Cancer is a scary prospect for anyone, but it can be even more concerning for people who are part of the LGBTQ+ community.

Washington National’s community partner, American Cancer Society, shares that, “People who identify as lesbian, gay, bisexual, and queer (LGBTQ) may have a higher risk of getting cancer than those who identify as heterosexual or cisgender.”

There aren’t biological or physiological differences between LGBTQ+ people and their heterosexual peers, so why do these disparities exist? Research shows there are a number of contributing factors:

Insurance & financial barriers

LGBTQ+ people are more likely to be unemployed and therefore uninsured. This can lead them to delay care that’s vital in preventing and screening for cancer.


The Mayo Clinic reports that 16% of people who identify as sexual and gender minorities have experienced discrimination while seeking health care, and nearly 1 in 5 have avoided getting health care out of fear of discrimination.

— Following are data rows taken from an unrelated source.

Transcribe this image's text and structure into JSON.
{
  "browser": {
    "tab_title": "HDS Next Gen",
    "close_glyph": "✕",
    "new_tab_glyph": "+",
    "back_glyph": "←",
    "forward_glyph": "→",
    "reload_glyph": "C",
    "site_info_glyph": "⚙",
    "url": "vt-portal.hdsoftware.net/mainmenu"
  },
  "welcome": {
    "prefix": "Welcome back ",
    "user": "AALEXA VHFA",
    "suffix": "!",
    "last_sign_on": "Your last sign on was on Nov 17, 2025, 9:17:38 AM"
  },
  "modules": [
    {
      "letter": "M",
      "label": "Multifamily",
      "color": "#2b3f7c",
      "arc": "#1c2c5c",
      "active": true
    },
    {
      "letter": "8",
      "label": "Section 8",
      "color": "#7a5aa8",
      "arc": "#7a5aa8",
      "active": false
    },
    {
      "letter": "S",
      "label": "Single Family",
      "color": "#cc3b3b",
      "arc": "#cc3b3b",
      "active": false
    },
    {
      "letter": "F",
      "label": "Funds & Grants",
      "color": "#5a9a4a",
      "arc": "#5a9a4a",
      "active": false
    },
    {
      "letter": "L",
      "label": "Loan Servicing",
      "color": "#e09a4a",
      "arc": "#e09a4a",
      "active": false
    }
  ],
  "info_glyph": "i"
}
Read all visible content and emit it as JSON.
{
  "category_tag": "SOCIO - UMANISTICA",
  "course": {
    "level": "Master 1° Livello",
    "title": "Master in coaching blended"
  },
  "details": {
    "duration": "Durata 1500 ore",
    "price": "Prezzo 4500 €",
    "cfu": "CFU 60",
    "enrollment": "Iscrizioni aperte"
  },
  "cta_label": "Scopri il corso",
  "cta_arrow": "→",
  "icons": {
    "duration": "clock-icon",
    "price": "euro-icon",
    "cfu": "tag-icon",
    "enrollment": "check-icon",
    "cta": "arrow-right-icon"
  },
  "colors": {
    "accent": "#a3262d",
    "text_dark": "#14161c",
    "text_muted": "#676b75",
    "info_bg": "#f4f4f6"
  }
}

What’s more, 47% of LGBTQ+ people have experienced medical gaslighting in the past two years. Medical gaslighting happens when a medical provider downplays, invalidates or negates a patient’s concerns about health-related matters.

Limited knowledge among health care professionals

Another contributing factor is limited knowledge among health care professionals about how cancer impacts LGBTQ+ people.

For example, lesbian women are less likely than heterosexual women to be encouraged to receive cancer preventive care, such as HPV vaccinations and Pap tests. But when lesbian women receive Pap tests, their results are more likely to be abnormal.

Low levels of trust in health care

Considering the discrimination LGBTQ+ people face when it comes to health care, it’s unsurprising that just 54% of LGBTQ+ people trust their primary care providers, compared to 70% of heterosexual people. Distrust can lead people to avoid going to the doctor and miss out on important screenings that can catch cancer early when it’s easier to treat.

Health risk factors

The Mayo Clinic shares that LGBTQ+ people are more likely to have a cluster of risk factors that contribute to increased cancer incidence and late-stage diagnosis, including: delayed cancer screening, alcohol use, smoking, obesity, HIV infection and HPV infection.

Here are five tips to help the LGBTQ+ community address cancer disparities.

1. For people without health insurance, find out if you qualify for Medicaid or lower costs for a Marketplace insurance plan. If you have health insurance, consider supplementing your coverage with a cancer insurance policy that helps pay for preventive screening tests and treatment if you face cancer.

2. If you feel like you aren’t being supported by your doctor or getting the care you need, find another provider. Ask around and find out if there are any affirming providers in your area. If there are limited options where you live, bring a person you trust with you to appointments. This person can provide support and help you avoid misunderstandings and missed details.

3. If you feel like you’ve been discriminated against or gaslit, take advantage of patient advocacy and complaint services so issues can be addressed at a system level.

4. Regularly visit the doctor and be your own knowledgeable advocate when it comes to cancer screening guidelines. Go to appointments equipped with facts and knowledge. The American Cancer Society’s guidelines for the Early Detection of Cancer is an excellent resource for determining what screenings you’re due for.

5. Take steps to improve your health. Avoid tobacco and limit alcohol. Eat healthy, exercise regularly, get enough sleep and nurture your mental health.

Want more? Check out our blog, Q & A: How does exercise benefit cancer patients?

We’re here for you!

Are you interested in learning more about cancer insurance? Find a local Washington National agent, who will answer all your questions.

Washington National is a private company that is not Medicare, Medicaid or MaineCare and is not a governmental agency